Weight Loss

I know I’m not alone in needing to drop a little weight. Not only will it make me healthier, but it’ll make me feel better and enjoy my life more. Voices in various media make all kinds of promises for easy ways to drop this weight. But in my core (which needs the most exercise) I know the answer: walking…with Jesus. See, the weight I’m talking about dropping is not excess fat and flab. This weight comes from fear and judgment and all that is bound up with them. And yes, the culture offers all kinds of quick fixes.

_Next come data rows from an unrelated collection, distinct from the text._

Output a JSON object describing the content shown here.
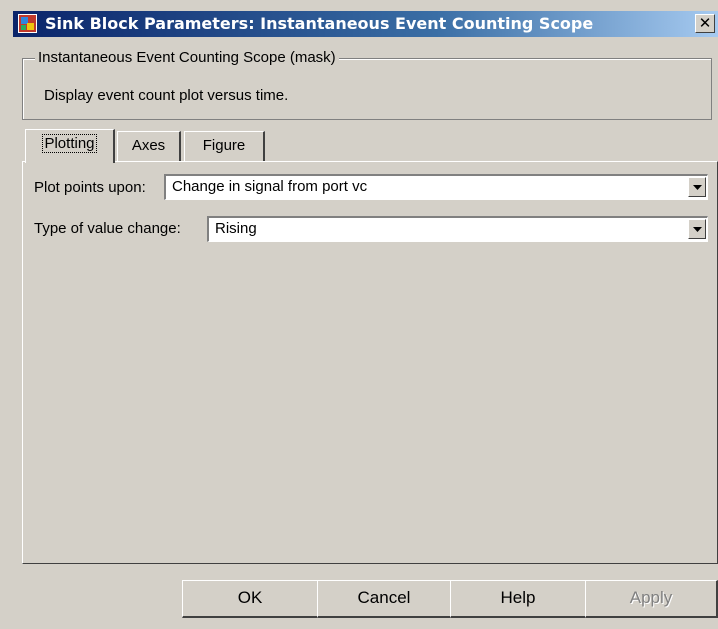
{
  "window": {
    "title": "Sink Block Parameters: Instantaneous Event Counting Scope",
    "close_glyph": "✕"
  },
  "mask": {
    "group_title": "Instantaneous Event Counting Scope (mask)",
    "description": "Display event count plot versus time."
  },
  "tabs": [
    {
      "label": "Plotting",
      "active": true
    },
    {
      "label": "Axes",
      "active": false
    },
    {
      "label": "Figure",
      "active": false
    }
  ],
  "fields": {
    "plot_points_upon": {
      "label": "Plot points upon:",
      "value": "Change in signal from port vc"
    },
    "type_of_value_change": {
      "label": "Type of value change:",
      "value": "Rising"
    }
  },
  "buttons": {
    "ok": "OK",
    "cancel": "Cancel",
    "help": "Help",
    "apply": "Apply"
  },
  "icons": {
    "app": "simulink-block-icon",
    "close": "close-icon",
    "dropdown": "dropdown-arrow-icon"
  },
  "colors": {
    "dialog_bg": "#d4d0c8",
    "title_start": "#0a246a",
    "title_end": "#a6caf0",
    "disabled_text": "#808080"
  }
}
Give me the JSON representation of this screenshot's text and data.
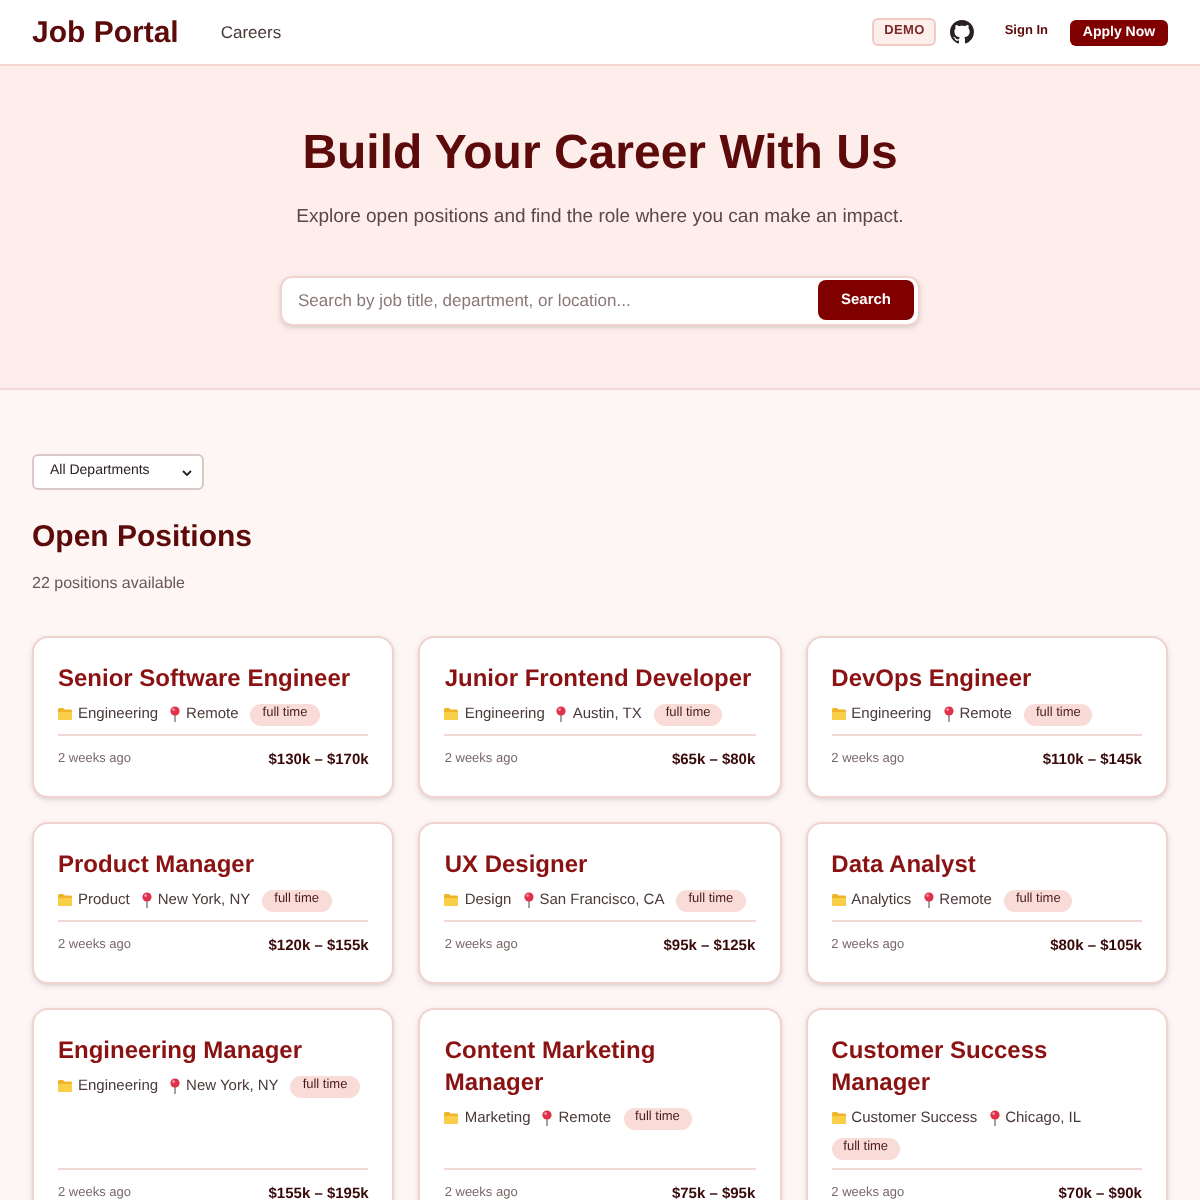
{
  "header": {
    "logo": "Job Portal",
    "nav": [
      {
        "label": "Careers"
      }
    ],
    "badge": "DEMO",
    "sign_in": "Sign In",
    "apply_button": "Apply Now"
  },
  "hero": {
    "title": "Build Your Career With Us",
    "subtitle": "Explore open positions and find the role where you can make an impact.",
    "search": {
      "placeholder": "Search by job title, department, or location...",
      "button": "Search"
    }
  },
  "filter": {
    "value": "All Departments"
  },
  "section": {
    "title": "Open Positions",
    "count": "22 positions available"
  },
  "jobs": [
    {
      "title": "Senior Software Engineer",
      "department": "Engineering",
      "location": "Remote",
      "type": "full time",
      "posted": "2 weeks ago",
      "salary": "$130k – $170k"
    },
    {
      "title": "Junior Frontend Developer",
      "department": "Engineering",
      "location": "Austin, TX",
      "type": "full time",
      "posted": "2 weeks ago",
      "salary": "$65k – $80k"
    },
    {
      "title": "DevOps Engineer",
      "department": "Engineering",
      "location": "Remote",
      "type": "full time",
      "posted": "2 weeks ago",
      "salary": "$110k – $145k"
    },
    {
      "title": "Product Manager",
      "department": "Product",
      "location": "New York, NY",
      "type": "full time",
      "posted": "2 weeks ago",
      "salary": "$120k – $155k"
    },
    {
      "title": "UX Designer",
      "department": "Design",
      "location": "San Francisco, CA",
      "type": "full time",
      "posted": "2 weeks ago",
      "salary": "$95k – $125k"
    },
    {
      "title": "Data Analyst",
      "department": "Analytics",
      "location": "Remote",
      "type": "full time",
      "posted": "2 weeks ago",
      "salary": "$80k – $105k"
    },
    {
      "title": "Engineering Manager",
      "department": "Engineering",
      "location": "New York, NY",
      "type": "full time",
      "posted": "2 weeks ago",
      "salary": "$155k – $195k"
    },
    {
      "title": "Content Marketing Manager",
      "department": "Marketing",
      "location": "Remote",
      "type": "full time",
      "posted": "2 weeks ago",
      "salary": "$75k – $95k"
    },
    {
      "title": "Customer Success Manager",
      "department": "Customer Success",
      "location": "Chicago, IL",
      "type": "full time",
      "posted": "2 weeks ago",
      "salary": "$70k – $90k"
    }
  ]
}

And yes, I’m finding that Jesus offers the only “program” that truly takes the weight off.

I suppose what I really want from Jesus is to be free from fear, to walk in the freedom that can only come from an assured faith that he is walking with me. This faith in the constant presence of the Master (which, after all, he promised in Mt. 28) is a peace and a pace, a joyful stride through day-by-day life that comes from knowing that there is no obstacle I will meet that he can’t overcome, no question I will ask that he can’t answer, no path I will encounter that leads to better destinations, no master more deserving of my submission and allegiance.

This freedom does not come from a lack of obstacles or questions or other paths or masters. This freedom cannot even depend on obstacles being removed or questions being answered or the way of Jesus being fun or easy. It is the result of a choice—a daily choice to enter into the yoke of Jesus, to open myself fully to his way of considering the world and walking in it. It comes from fixedness on the path of the Master and his kingdom way. 

Dropping the Weight

Obstacles must be seen, not as insurmountable forces in a godless wasteland, but as part of the journey on the way of Jesus. Questions must be asked, not in a vacuum of worldly foolishness, but in the infinitely rich context of the truth of Jesus. Paths and masters must not be considered for their potential ease or instant gratification, but in the eternal light of the life Jesus promises.

Each day, each moment, the Master stands among us. This risen Jesus, alive forevermore—this ascended Jesus, King over heaven and earth, everywhere present—stands with us. This Good Shepherd looks at us with compassion, harassed and helpless and wayward as we are. And so, this Jesus, the Way and the Truth and the Life, invites us to be yoked with him, to walk in his way and truth and life.

This is freedom: to lay down the weight of judgment. We judge others, but we’re really judging ourselves. Wrapped up in this judgment are comparisons and covetousness and do-it-yourself, pull-yourself-up-by-your-bootstraps, climb-the-ladder, all-American self-righteousness. All of this is rooted in fear, fear that we will not be enough. And the hard, liberating truth is, we won’t. We will never be enough. So this is what we lay down. 

Leave All Else Behind

But freedom is not this laying down alone. True freedom is to leave behind the weight of judgment and fear and to step into the gentle yoke of Jesus. His pace and his path are different from those of others, all others. So others must willfully be cut off and left behind through training that helps to focus one’s entire life—heart, mind, strength, and soul—on Jesus. But to be sure, this is the only way.

Jesus is demanding. We don’t like to talk about that. He may be gentle and humble in heart, but he doesn’t offer shortcuts. Over and over he is confronting people with the choice to leave all else and walk with him, or not. There is no “attend to other business first” or “just sell some of your possessions” or “keep fishing for fish and the random person will fall in” or “take up your cross except when it hurts or people think you’re foolish or others’ lives seem better than yours” or “really, you’d have more pleasure and fame and influence if you’d just drop that pesky cross.”

That’s the confounding paradox (one of many, I guess) of the way of Jesus: true freedom comes only from being completely, utterly, inextricably bound to Jesus as lord and master…there can be no others, including the self. Sound severe? Well like Dylan sang, “It may be the devil, or it may be the Lord, but you’re gonna have to serve somebody.” We all have a master. Only one is the Prince of the peace I’m seeking. Only one is the true Love that drives out all fear.

So, amidst the noise of every preoccupation and competing agenda, Jesus says, “Follow me.” No matter how worthy or shiny or self-actualizing the competing pursuit—Follow me. And no matter how hurt or confused or afraid we are—Follow me. All who are weary and burdened, lay it down and walk with me. You will find rest for your souls.